New Zealand Plans Multi Stream EPR
The EPR schemes proposed by the NZ government cover a range of materials, including plastics and tyres.
However, the Government said it was still only consulting on a "framework" for the idea, in after calls from environmentalists for the Environment Ministry to "just get on with it".
The Environment Ministry was seeking public consultation on a new stewardship scheme that will hold businesses responsible for recycling rather than communities.
Eugenie Sage said the move was part of the government's wider plan to reduce the amount of rubbish ending up in landfills and a step towards changing New Zealand's "take, make and dispose" business model.
"Well-designed product stewardship schemes ensure that those making, selling and using products all help take responsibility to recover the materials and avoid them ending up in landfills," Sage said.
Priority product categories proposed for regulated product stewardship schemes are:
- packaging, including beverage containers and plastic packaging
- electrical and electronic products (e-waste), starting with lithium-ion
- refrigerants and other synthetic greenhouse gases
- agrichemicals and their containers and other farm plastics.
Sage said this was the first time regulated product stewardship in the Waste Minimisation Act was being taken seriously, despite it being in the Act for a decade.
This scheme is also supposed to help deliver on New Zealand First's Coalition Agreement with Labour to improve product stewardship of tyres.
Environment Associate Minister, Eugenie Sage says regulated product stewardship puts waste management responsibility on manufacturers rather than communities.
Sage said this should create new business opportunities and jobs.
"One example is reprocessing waste plastic bottles back into food packaging which creates less need for imports on new plastic flake for bottle manufacture.
"Products that have reached the end of their life can be used to make something new, especially if they are designed better for reuse and recycling."
Draft regulations were expected to be released for consultation next year.

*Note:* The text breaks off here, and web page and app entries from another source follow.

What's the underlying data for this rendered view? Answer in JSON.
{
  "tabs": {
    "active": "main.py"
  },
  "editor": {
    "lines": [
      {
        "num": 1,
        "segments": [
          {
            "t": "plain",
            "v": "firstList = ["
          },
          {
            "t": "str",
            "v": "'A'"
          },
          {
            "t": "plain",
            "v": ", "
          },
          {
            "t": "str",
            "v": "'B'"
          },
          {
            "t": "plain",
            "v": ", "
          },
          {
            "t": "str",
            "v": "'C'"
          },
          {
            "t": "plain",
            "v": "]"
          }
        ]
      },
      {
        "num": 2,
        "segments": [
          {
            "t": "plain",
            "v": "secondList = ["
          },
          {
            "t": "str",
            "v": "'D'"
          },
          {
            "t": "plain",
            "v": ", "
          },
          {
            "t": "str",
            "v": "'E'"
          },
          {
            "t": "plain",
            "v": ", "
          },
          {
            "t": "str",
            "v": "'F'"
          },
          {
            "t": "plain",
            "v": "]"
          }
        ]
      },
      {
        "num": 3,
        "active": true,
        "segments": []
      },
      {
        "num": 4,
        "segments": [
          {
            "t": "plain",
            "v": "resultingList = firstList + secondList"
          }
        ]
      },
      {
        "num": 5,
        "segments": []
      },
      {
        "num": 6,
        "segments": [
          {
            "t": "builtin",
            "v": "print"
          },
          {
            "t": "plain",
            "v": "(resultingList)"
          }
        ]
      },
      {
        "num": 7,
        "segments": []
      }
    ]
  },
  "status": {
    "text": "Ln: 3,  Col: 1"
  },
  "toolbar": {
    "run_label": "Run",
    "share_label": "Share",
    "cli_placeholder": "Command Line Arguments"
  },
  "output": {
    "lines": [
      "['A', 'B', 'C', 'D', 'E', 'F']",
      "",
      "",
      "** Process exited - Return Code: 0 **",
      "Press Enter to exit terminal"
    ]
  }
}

It is good news that at last New Zealand is putting in place the structures and drivers for recycling, but at present, as in most other countries, the missing link remains the ability to create markets for the recycled materials.